__Work request__. Say how many lines in the following data hold the word "icon". Write nothing but that number.

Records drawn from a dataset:
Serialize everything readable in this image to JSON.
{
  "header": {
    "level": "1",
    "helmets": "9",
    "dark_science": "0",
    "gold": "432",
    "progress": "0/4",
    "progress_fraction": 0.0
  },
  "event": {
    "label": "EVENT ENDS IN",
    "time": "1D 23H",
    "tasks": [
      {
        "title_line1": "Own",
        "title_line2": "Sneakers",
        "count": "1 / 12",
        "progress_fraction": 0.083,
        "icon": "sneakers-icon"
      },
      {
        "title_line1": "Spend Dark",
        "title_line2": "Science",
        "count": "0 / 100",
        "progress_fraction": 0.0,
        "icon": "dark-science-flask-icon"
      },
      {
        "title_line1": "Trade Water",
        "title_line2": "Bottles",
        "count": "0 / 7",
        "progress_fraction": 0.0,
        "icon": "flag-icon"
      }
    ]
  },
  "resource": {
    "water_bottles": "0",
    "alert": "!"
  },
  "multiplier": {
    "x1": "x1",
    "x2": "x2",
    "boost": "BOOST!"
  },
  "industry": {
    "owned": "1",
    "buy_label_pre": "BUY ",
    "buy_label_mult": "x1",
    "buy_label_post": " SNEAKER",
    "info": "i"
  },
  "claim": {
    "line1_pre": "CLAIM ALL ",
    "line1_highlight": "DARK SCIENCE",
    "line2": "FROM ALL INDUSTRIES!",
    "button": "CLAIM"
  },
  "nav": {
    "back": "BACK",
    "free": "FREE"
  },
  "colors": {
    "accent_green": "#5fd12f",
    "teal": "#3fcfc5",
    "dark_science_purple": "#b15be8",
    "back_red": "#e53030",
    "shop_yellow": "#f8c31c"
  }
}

__Solution to this task__. 3